“It’s a quarter to trouble and we’re halfway to hell,” guitarist/vocalist Martin Abrahamsson announces on the title cut of the Kokomo Kings’ latest, A Drive-By Love Affair. It’s a fitting introduction to the groovy, hellbilly-bent offerings the Swedish-Danish quartet has been cranking out since their “Artificial Natural” single debut in 2012. Filtered through a Scandinavian lens, the band lays down rattly, greasy rock and roll that doesn’t stray far from a carload of Chuck Berryisms in tone and content. But these guys are no Berry clones — they’re gathering up stuff from all over, often sounding like fellow R&B/ rockabilly/blues hunter-gatherers The Fabulous Thunderbirds. Although they label themselves as a rhythm and blues band, they bring much more to the table than that. There’s plenty of rockabilly lurking in the grooves here, and a wheelbarrow full of bluesy rock as well.

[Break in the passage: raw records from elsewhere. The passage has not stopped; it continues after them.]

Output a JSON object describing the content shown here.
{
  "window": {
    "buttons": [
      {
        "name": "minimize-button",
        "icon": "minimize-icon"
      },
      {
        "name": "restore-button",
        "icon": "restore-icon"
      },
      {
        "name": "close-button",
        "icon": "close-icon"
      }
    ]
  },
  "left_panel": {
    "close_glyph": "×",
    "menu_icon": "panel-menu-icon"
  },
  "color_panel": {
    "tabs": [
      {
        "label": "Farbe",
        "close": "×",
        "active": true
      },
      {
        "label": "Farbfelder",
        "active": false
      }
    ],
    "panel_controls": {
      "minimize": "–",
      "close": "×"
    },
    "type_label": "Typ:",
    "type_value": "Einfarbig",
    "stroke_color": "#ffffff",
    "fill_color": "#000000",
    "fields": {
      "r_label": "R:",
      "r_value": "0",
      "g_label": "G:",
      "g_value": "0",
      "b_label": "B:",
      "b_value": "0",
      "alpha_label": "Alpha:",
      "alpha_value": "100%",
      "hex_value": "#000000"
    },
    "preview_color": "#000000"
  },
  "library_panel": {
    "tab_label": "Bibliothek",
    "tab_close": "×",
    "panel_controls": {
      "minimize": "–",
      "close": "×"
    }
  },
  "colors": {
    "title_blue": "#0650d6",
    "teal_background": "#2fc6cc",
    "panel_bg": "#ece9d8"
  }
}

Bassist Magnus Lanshammar wrote all the tunes, as he has done for most of the Kings’ output. It’s killer stuff, fresh and feisty, rocking and reeling in the years without getting stuck in retro purgatory.
“Buckle Up” choogles and clangs along Berry’s duck-walking highway, honkin’ at anything that dares to get in its path.
Hard to believe that “No Dinner Tonight” wasn’t grafted from a Fab T-Birds setlist. Texas twangy with a vocal close enough to Kim Wilson’s to be his twin, it’s a shack-shaking hoedown fit for throwin’ down with a dance floor tantrum.
The T-Birds image flickers in and out once again on “She’s Shaking Up a Storm,” a Swamp Thang bigfootin’ travelogue enhanced with bucketloads of reverb-drenched guitar.
Like a merger between the Dave Edmunds-Nick Lowe pub rockin’ project Rockpile and the T Birds, the band’s twin guitarists, Ronni Auðar-Boysen and Abrahamsson, light up the Western skies with their chewy, twangy guitar work on “A Million Stars” as the duo do some serious rockabilly struttin’.
What makes this stuff so appealing is that while the songs are similar in tone, each takes just enough of a sidestep from the others in the pack to keep things flowing. The presentation here would work as a rabble rousing setlist just like it is, well balanced enough to keep a live crowd focused on the musicianship while they were dancing their asses off and shoutin’ for more.